Life through the looking glass
The online exhibition presents works-in-process of young scientists from the EvoCELL network. The researchers are studying animal evolution from a cellular perspective, by applying cutting-edge technologies to uncover a previously invisible world.
Modern biological research often lacks physical objects to exhibit. The objects of interest are only indirectly visible through a range of complicated technologies and long processes.
Their research is complex, so complex that most communication about it never leaves the scientific community.
The scientists were asked: What is preventing them from bringing their research to the public’s attention? Many stated that there are simply “no big results” or “eureka moments” as usually imagined by the public.
Ines Fournon Berodia, doctoral researcher at the Sars Centre in Bergen says:

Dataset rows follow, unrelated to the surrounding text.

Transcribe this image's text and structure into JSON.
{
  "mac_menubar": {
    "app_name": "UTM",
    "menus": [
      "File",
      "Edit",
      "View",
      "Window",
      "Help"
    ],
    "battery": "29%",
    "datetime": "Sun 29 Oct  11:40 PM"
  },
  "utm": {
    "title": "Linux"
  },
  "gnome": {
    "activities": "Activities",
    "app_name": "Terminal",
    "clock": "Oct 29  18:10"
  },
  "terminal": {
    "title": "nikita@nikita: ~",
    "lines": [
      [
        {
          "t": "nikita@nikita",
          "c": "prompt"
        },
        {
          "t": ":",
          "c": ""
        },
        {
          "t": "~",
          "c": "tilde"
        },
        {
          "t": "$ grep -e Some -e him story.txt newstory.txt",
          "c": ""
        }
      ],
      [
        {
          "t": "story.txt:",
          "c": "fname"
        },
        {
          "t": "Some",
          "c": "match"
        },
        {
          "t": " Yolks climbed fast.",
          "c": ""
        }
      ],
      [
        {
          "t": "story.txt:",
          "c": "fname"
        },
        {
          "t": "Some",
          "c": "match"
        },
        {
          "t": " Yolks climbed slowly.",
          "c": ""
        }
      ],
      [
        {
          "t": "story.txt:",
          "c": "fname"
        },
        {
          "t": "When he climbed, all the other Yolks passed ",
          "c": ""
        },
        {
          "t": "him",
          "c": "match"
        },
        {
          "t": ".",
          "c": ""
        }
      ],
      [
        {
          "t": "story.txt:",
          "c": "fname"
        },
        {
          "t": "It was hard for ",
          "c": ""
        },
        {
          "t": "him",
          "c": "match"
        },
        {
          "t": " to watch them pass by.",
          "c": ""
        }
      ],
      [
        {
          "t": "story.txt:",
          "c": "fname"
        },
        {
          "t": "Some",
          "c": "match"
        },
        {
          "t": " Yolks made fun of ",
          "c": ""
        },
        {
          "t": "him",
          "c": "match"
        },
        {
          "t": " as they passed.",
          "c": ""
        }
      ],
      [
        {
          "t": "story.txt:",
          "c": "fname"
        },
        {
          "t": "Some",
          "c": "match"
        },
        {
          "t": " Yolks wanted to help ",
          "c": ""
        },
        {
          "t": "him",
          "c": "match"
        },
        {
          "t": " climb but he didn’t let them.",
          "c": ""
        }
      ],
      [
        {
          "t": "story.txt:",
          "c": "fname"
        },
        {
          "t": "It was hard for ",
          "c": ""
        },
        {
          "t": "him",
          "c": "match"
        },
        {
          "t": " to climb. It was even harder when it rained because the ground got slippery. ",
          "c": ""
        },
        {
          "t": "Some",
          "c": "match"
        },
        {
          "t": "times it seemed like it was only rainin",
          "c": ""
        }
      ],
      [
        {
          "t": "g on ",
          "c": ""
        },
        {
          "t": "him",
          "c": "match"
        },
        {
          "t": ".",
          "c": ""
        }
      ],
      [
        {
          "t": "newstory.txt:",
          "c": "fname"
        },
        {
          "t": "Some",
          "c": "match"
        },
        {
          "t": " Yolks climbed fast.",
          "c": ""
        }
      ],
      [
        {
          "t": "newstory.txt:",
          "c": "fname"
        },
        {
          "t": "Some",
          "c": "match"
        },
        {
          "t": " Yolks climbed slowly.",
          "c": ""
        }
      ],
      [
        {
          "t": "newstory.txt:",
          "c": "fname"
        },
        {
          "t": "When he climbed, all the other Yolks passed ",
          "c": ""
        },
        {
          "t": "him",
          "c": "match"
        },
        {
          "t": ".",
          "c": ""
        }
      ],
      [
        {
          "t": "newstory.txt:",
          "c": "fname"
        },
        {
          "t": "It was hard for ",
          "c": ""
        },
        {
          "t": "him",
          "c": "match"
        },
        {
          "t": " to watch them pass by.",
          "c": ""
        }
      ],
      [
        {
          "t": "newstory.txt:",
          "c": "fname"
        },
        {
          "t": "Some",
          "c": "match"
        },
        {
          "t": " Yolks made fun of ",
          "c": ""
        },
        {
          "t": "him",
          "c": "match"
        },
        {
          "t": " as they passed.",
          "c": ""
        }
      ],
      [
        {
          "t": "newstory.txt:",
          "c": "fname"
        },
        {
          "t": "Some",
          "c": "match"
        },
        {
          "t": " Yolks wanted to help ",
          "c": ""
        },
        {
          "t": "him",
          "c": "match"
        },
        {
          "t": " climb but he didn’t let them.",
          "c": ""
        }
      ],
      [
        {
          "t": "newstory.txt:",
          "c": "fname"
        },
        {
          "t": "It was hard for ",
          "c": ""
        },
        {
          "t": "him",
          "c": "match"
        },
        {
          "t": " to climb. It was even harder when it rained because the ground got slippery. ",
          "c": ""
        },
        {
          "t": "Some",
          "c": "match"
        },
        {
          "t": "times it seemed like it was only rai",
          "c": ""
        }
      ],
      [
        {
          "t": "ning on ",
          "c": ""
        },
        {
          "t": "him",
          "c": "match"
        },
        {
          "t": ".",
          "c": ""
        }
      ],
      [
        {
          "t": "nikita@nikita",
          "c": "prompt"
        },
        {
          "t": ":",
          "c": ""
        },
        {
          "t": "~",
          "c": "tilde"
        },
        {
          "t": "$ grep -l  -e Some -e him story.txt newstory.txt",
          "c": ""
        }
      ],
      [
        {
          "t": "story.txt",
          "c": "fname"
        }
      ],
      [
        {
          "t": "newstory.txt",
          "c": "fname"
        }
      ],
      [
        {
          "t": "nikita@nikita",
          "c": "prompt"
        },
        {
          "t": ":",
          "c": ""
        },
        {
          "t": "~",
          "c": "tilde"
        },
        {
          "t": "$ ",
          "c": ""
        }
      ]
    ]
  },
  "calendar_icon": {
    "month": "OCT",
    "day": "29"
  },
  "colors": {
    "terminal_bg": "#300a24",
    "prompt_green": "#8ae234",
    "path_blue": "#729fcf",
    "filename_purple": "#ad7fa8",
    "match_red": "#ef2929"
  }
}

“The designs of the exhibition are really amazing and eye-catching, specifically the mysterious drawings of each animal. Generally, I find the online exhibition is a totally different approach to what is out there. Science communication led by early-stage researchers can only mean a refreshed canvas and a bright future for more transparent science.”
Francesca Pinton (left) and Petra Kovacikova at Department of Biological Sciences at University of Bergen.
“Working on our story for the online exhibition meant balancing different ambitions and perspectives: conveying the scientific process in general, but also showing our own research, while trying to make a point, but also telling a story that could interest a broad audience. It was like explaining to my family what I do and why it is important, but with cool pictures, fancy animations, and under the guidance of people who actually know how to do this.” says Francesca Pinton, doctoral researcher.
Invisible building blocks of life
The online exhibition is an attempt to present the usual “finished science” that fills museum halls. It instead depicts science as a process and the questions scientists pose as they research without an end in sight.
The network is researching life processes that are invisible to the naked eye:
The evolution of cell types and tissues which are the basic building blocks of life
This is made possible by single-cell sequencing, an exciting new tool that allows us to dive deeper into the unknown and intricate processes that occur inside different animals.
Focuses on cell types
The network's main questions are:How many different cell types does an animal have (e.g. muscle cells, stem cells, or neurons)?
How do new cell types arise in evolution? Which cell types are shared by different animal groups? And which unique types of cells exist in different animal groups?
It was like explaining to my family what I do and why it is important
Starting in January 2018, EvoCELL was granted 3.8 million euros to conduct research on these issues over a four-year period. As a result, the network is able to lay the foundation for a new field of Evolutionary Developmental Biology that focuses on cell types.
The 12 participating laboratories in Europe hired and trained a total of 21 young scientists, and managed to compile data from all major animal lineages as well as created new scientific analysis tools.
The inclusion of the Museum für Naturkunde has allowed EvoCELL to integrate an unique outreach programme as part of the scientists' training.
Indeed, this is one of the first times that a science outreach project has been included in such a highly specialised science network. The online exhibition is the final outcome after a series of other outreach activities organised by the Museum für Naturkunde.
It was developed on the basis of Siri Kellner’s PhD research on science communication, along with Akanksha’s Raju’s expertise in product design. With it, they reimagine science exhibitions by emphasising the processual nature of science, highlighting the authors of the science, and creating an engaging and playful design that speaks to the audience.
"I wanted to portray the processual nature of science, shifting people's perceptions of science from providing clear answers to continually questioning. Focusing on the research process makes it much easier to communicate about highly complex science. We found a lot of great stories that we could have shared, but we eventually had to narrow it down to eight. What works particularly well is that the authors of the research take centre stage in the exhibition, while scientific images, videos, and data are also displayed in their intended context.” says Siri Kellner, doctoral researcher at MfN Berlin and curator of the exhibition.
EU Horizon 2020
The EvoCELL ITN is a Marie Skłodowska-Curie Action which is part of the EU Horizon 2020 funding scheme. It is funded under EU H2020 MSCA Grant Agreement 766053.
Horizon 2020 was the EU's research and innovation funding programme from 2014-2020 with a budget of nearly €80 billion. More information about this programme can be found on the European Commission website.